As I recall, it was a straight offer. I didn't audition. Con men are always fun to play. In any character, actors get to live other lives. And to play someone much cleverer -- and also much more self-delusional -- is a treat.
All this time later, what stands out about the experience of making the episode?
I remember the efficient atmosphere of the set, and the actors with whom I'd had previous personal or professional relationships. I also remember liking being in a "costume drama." On most TV series, one is outfitted in contemporary clothing. Martus was a sharp-dressing dude from another time entirely.If we have our facts right, you'd worked with Armin Shimerman many years earlier. How did you enjoy working with him again on “Rivals”?
It was great seeing Armin again, although the pre-Broadway show we worked on together closed in Boston, dammit. We were both 1920's gangsters, as I recall. Great fun, but with a sad ending. I also loved working with Rene Auberjonois, whom I knew and whose work I admired.

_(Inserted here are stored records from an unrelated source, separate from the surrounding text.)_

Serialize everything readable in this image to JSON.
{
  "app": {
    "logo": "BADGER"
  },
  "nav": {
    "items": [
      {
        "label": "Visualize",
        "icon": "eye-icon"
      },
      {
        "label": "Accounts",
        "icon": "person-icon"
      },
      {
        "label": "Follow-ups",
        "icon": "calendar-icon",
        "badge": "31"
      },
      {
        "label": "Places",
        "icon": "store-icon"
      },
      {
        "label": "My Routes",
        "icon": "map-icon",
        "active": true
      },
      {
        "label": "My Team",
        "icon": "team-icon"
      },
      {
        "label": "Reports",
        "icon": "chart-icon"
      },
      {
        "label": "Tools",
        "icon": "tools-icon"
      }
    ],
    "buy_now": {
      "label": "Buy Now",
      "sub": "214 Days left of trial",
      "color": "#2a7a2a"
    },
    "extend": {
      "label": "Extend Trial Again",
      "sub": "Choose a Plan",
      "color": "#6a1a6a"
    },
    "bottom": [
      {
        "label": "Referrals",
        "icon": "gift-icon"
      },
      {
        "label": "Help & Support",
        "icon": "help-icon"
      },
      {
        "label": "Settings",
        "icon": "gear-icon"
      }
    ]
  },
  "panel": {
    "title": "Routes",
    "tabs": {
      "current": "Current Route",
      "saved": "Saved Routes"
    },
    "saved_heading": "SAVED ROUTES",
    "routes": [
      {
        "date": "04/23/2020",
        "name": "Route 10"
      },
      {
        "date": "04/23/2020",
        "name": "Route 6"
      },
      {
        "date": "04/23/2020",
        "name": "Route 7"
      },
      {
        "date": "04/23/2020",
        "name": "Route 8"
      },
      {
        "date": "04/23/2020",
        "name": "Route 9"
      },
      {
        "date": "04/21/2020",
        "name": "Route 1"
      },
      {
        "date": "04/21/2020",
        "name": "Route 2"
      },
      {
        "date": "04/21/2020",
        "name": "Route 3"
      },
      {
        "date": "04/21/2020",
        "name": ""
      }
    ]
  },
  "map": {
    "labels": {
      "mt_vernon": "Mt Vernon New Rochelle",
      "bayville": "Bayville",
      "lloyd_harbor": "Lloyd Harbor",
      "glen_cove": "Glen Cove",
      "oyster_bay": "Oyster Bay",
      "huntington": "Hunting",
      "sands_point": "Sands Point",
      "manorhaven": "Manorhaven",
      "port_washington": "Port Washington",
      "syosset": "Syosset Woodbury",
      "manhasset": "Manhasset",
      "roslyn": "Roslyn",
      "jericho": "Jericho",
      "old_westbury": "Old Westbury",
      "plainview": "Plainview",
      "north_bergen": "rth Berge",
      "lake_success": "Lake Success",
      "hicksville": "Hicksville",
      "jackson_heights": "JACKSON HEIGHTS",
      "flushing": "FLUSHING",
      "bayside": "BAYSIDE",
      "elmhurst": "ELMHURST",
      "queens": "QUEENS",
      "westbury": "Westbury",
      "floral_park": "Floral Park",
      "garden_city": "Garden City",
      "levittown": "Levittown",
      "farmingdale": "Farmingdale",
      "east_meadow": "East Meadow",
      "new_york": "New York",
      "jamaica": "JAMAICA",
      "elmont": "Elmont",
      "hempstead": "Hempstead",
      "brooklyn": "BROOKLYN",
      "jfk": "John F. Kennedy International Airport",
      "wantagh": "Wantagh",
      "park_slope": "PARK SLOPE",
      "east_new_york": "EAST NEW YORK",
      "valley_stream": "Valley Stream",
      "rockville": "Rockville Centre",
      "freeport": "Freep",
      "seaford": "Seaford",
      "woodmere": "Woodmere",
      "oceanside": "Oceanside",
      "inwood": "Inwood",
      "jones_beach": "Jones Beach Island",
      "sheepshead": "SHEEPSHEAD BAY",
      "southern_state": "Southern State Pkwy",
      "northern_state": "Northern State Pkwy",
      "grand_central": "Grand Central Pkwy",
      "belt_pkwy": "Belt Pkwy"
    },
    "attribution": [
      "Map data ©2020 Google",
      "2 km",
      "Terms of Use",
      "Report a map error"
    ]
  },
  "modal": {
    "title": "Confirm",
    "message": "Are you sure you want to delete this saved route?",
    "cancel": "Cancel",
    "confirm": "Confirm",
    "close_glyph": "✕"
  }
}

Michael Piller, the producer, initially planned to have Martus be the son of Whoopi Goldberg's character, Guinan. Were/weren't you aware of that at the time?
I didn't know this. If I had, I'd have lobbied Whoopi.Likewise, Piller initially was considering making Martus a recurring character, to spar with Quark. Did you know that going in and, if so, was that part of the reason you agreed to do the show?
Again, I wasn't aware of this. I hope my work on the show didn't dissuade him of that notion, since it wasn't followed through. It’s been a long time and memories of these seemingly minor decisions fade with the years.Some people really like “Rivals” and some people are not big fans of it. What did you make of the finished episode?
I wish I could give a definitive answer, but it's been many years since I've seen it. So, my memory -- which is more suspect these days -- of the actual finished episode has faded. I'll leave it up to the viewer to decide.You attend the occasional convention or autograph show. How do you enjoy meeting the fans of your work? That's got to be an interesting experience, hearing how what you've done as an actor has moved or inspired them...I love doing these shows. In the theater, one has a palpable connection with the audience, but in movies and TV the "audience" is the crew: there's not that great give and take. These conventions give me a chance to have one-to-one connection with the audience. And the fans are so genuinely thrilled to have a chance to share their enthusiasms and to express how the work has affected their lives. It's inspiring, humbling, and just plain fun.Your career dates back more than 50 years, to The Rose Tattoo on stage in 1965. What do you know now about acting and about the way careers ebb and flow that you wish you knew as a young man starting out in the business?Survival is the key. Constant rejection can destroy one’s confidence and the joy that performing can bring. An actor must learn early on to move on from these constant assaults on one's psyche and have faith that what one has to offer is unique and will be ultimately recognized enough for one to make a living doing it. It took me a while to realize this, but my goal was never to become famous, it was to have a career doing what I loved. In this regard, I've been lucky. The Rose Tattoo… You went waaay back.You've been in some great films, plays and TV shows. For you, what on your resume are you proudest of?Gosh, I can only think of one movie or play that I'm sorry I did, and it will remain nameless. I'm mostly proud that I've continued to work for as long as I have in a variety of roles in the theater, movies, and TV.Most people, when they think of you, immediately think of The Princess Bride, Dog Day Afternoon, The Nightmare Before Christmas and Fright Night. What's the overlooked credit, the one you believe deserves to be mentioned in the same breath as the four we just mentioned?
Although these two Broadway productions are only available on "PBS Great Performances," The Light in the Piazza and Cyrano de Bergerac are high on my list. And the dual lead roles of Sidney Carton and Charles Darnay in the "CBS Hallmark Hall of Fame" production of A Tale of Two Cities, with a cast of British acting luminaries has to be included as well.